In Europe, there's even a school of thought that responsible jaywalking is a good thing. It sounds counterintuitive, but the more obstacles that a street presents, the more carefully people will drive because they have to apply their full attention. Challenging street conditions may even discourage the scourge of texting and driving. Of course, jaywalkers are still obliged to yield to motorists and avoid tapping on their own phones.
In his book Walkable City, Jeff Speck singles out the complex, X-shaped intersection near Passyunk Avenue and Wharton Street - epicenter of the Pat's Steak/Geno's competition - as a great example of "human traffic calming" caused by complex conditions. Such design goes against conventional traffic-engineering wisdom, which seeks to eliminate all outside obstacles.
Stober agrees that issuing jaywalking tickets is the wrong approach. His department plans to spend most of the federal grant on an advertising campaign aimed at fighting "distracted traveling," reminding both drivers and pedestrians to put down their phones. Some money will also be spent to create training videos for police.
Our notions about pedestrian safety are changing. While it's still common to call crashes like the one that killed Woods and Banks "accidents," pedestrian advocates such as Streetsblog.com are pushing for new words that shift more responsibility to drivers. New York's new mayor, Bill de Blasio, even ran for office on a pledge to cut pedestrian fatalities to zero.
It will take more than education and language changes to reverse Philadelphia's car-centric habits. Just this week, the Zoning Board approved four more garage-fronted rowhouses on Bainbridge Street, even though they are outlawed in the code. Nor have any charges been filed against the motorist who caused Woods' death.
There was a suggestion that the motorist suffered a seizure. Police say they are still investigating, and trying to figure out what caused the "freak accident" on Walnut Street.
Changing Skyline: Top 10 Corridors for Pedestrian-Involved Accidents
1. Market Street from City Hall to Eighth Street.
2. Chestnut Street from 22d Street to 16th Street.
3. Broad Street from Oregon to Snyder Avenues.
4. 52d Street from Baltimore Avenue to Sansom Street.
5. Allegheny Avenue from G Street to Martha Street.
6. Market Street from City Hall to 20th Street.
7. Chestnut Street from Broad Street to Eighth Street.

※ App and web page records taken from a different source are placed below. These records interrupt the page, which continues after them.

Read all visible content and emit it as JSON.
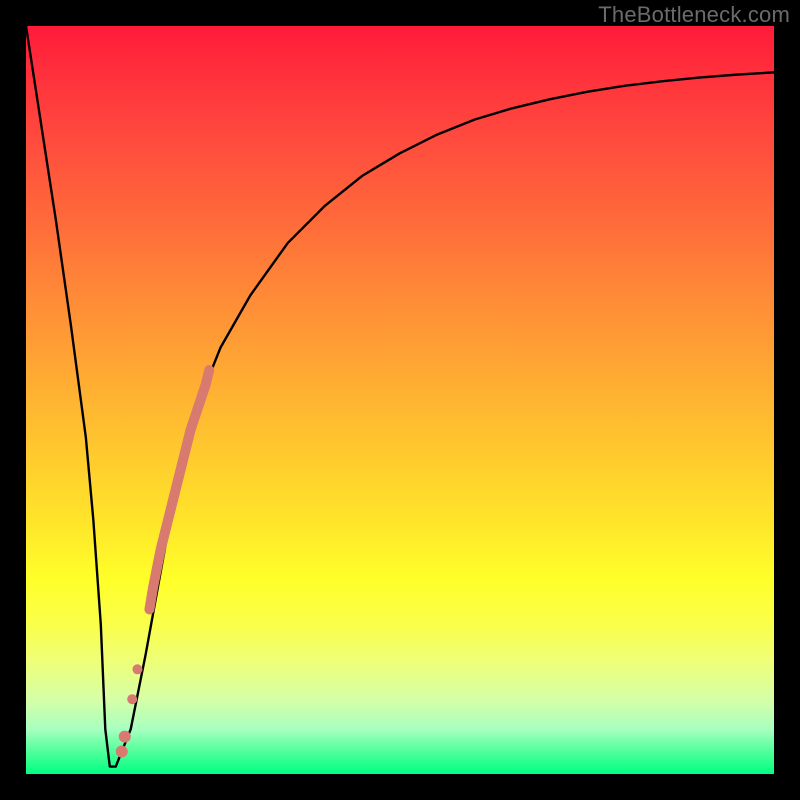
{
  "watermark": "TheBottleneck.com",
  "chart_data": {
    "type": "line",
    "title": "",
    "xlabel": "",
    "ylabel": "",
    "xlim": [
      0,
      100
    ],
    "ylim": [
      0,
      100
    ],
    "grid": false,
    "legend": false,
    "series": [
      {
        "name": "curve",
        "color": "#000000",
        "x": [
          0,
          2,
          4,
          6,
          8,
          9,
          10,
          10.6,
          11.2,
          12,
          14,
          16,
          18,
          20,
          22,
          24,
          26,
          30,
          35,
          40,
          45,
          50,
          55,
          60,
          65,
          70,
          75,
          80,
          85,
          90,
          95,
          100
        ],
        "y": [
          100,
          87,
          74,
          60,
          45,
          34,
          20,
          6,
          1,
          1,
          6,
          16,
          27,
          38,
          46,
          52,
          57,
          64,
          71,
          76,
          80,
          83,
          85.5,
          87.5,
          89,
          90.2,
          91.2,
          92,
          92.6,
          93.1,
          93.5,
          93.8
        ]
      }
    ],
    "highlights": [
      {
        "name": "thick-segment",
        "color": "#d87a70",
        "width": 10,
        "x": [
          16.5,
          17,
          18,
          19,
          20,
          21,
          22,
          23,
          24,
          24.5
        ],
        "y": [
          22,
          25,
          30,
          34,
          38,
          42,
          46,
          49,
          52,
          54
        ]
      },
      {
        "name": "dot-1",
        "color": "#d87a70",
        "r": 5,
        "cx": 14.2,
        "cy": 10
      },
      {
        "name": "dot-2",
        "color": "#d87a70",
        "r": 5,
        "cx": 14.9,
        "cy": 14
      },
      {
        "name": "dot-3",
        "color": "#d87a70",
        "r": 6,
        "cx": 12.8,
        "cy": 3
      },
      {
        "name": "dot-4",
        "color": "#d87a70",
        "r": 6,
        "cx": 13.2,
        "cy": 5
      }
    ]
  }
}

8. Broad Street from Allegheny Avenue to Cumberland Street.
9. JFK Boulevard from 15th Street to 20th Street.
10. Broad Street from City Hall to Vine Street.

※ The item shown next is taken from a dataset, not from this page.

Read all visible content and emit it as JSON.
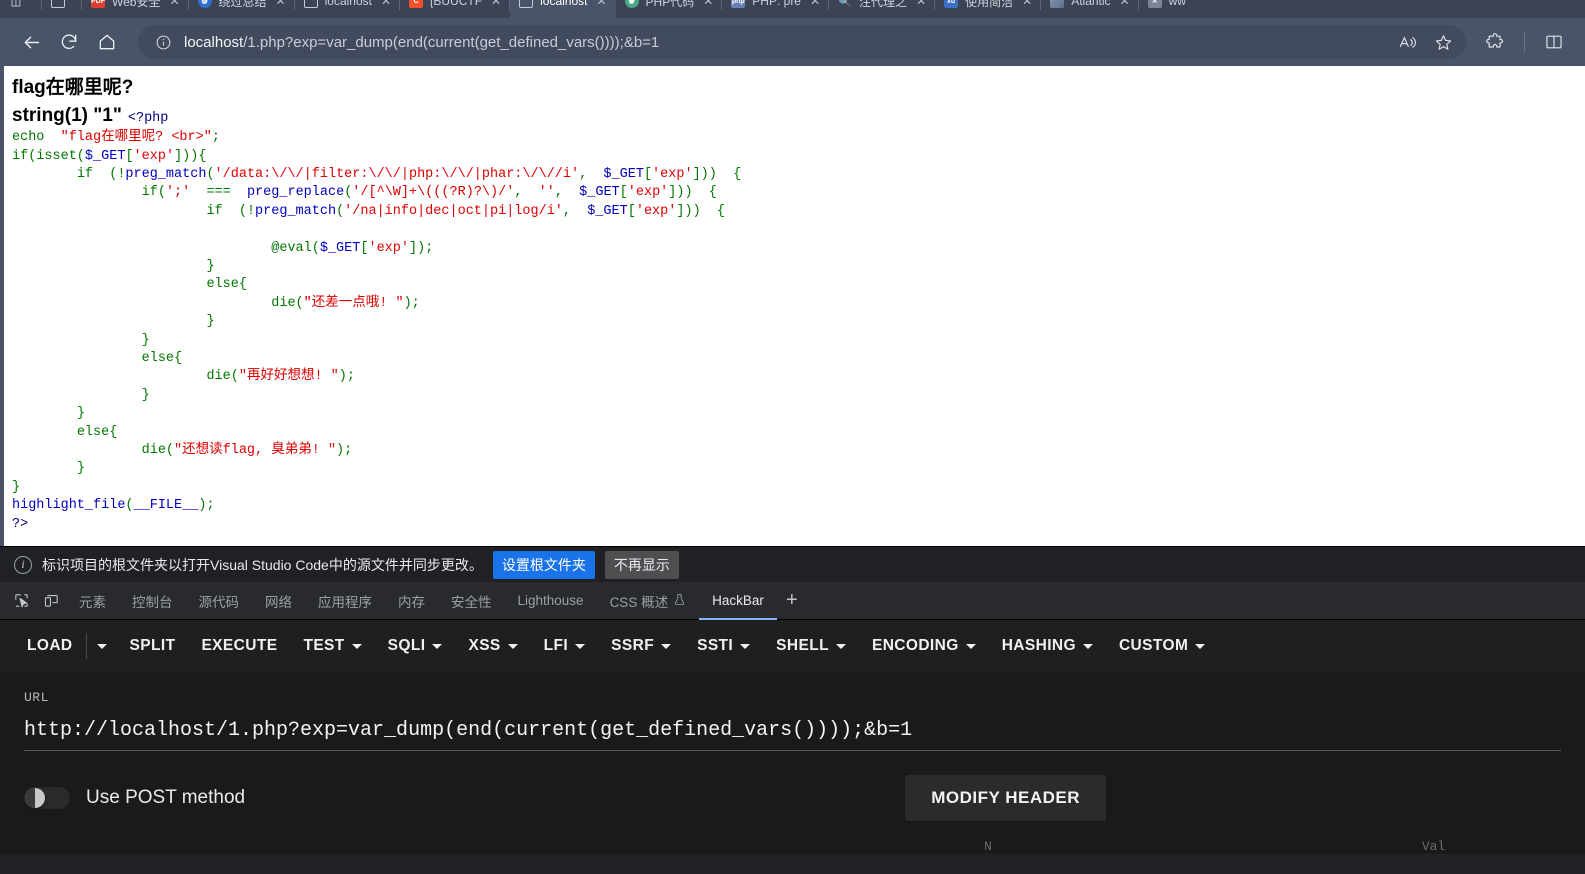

SOURCE: The Mayor's Office of Transportation and Utilities.